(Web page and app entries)

##############################

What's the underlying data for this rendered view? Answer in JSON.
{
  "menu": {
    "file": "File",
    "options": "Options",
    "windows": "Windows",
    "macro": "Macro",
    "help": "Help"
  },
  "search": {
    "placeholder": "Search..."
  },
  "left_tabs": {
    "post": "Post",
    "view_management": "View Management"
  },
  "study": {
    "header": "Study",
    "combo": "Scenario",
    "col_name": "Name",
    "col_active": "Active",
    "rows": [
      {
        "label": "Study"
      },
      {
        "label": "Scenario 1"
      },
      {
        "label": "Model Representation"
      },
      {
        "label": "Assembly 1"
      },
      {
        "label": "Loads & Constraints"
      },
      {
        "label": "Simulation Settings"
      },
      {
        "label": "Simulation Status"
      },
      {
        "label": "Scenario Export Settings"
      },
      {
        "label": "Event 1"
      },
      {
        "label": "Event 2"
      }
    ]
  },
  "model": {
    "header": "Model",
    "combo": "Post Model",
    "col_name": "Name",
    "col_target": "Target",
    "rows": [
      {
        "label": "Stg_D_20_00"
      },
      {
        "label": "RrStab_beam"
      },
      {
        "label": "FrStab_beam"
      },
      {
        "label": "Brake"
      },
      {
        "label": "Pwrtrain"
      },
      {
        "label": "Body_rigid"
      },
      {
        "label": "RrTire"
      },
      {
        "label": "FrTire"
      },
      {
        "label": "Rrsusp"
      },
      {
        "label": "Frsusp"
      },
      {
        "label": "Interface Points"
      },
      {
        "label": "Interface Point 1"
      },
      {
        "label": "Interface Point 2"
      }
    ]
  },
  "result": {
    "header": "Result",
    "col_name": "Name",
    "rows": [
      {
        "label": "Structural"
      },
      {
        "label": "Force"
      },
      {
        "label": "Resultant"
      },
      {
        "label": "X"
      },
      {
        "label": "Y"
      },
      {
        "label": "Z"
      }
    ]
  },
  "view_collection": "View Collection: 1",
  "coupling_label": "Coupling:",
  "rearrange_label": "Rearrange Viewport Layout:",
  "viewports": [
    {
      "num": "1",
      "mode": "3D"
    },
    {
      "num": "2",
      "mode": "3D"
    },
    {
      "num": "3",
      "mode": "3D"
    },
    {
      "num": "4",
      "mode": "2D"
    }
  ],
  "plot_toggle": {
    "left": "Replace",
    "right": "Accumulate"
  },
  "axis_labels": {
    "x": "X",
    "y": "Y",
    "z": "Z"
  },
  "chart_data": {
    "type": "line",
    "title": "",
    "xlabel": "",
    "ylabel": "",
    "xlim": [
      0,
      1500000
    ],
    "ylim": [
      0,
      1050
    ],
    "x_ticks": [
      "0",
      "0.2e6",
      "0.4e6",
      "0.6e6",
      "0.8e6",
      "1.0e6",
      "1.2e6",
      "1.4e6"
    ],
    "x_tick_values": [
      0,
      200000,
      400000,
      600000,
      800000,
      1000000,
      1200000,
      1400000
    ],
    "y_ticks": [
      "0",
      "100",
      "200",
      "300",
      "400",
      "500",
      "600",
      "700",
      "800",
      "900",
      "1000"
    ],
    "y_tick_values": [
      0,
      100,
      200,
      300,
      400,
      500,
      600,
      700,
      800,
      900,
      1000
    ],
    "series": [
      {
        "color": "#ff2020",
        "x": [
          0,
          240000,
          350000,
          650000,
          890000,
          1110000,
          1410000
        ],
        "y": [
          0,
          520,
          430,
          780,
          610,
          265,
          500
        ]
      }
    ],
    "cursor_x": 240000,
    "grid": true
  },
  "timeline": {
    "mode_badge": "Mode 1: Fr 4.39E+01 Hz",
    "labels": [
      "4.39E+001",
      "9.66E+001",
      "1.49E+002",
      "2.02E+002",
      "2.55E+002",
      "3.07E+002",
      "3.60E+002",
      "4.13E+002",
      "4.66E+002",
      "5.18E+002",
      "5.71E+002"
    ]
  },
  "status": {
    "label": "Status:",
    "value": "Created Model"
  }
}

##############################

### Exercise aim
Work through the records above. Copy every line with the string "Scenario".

### Exercise output
    "combo": "Scenario",
        "label": "Scenario 1"
        "label": "Scenario Export Settings"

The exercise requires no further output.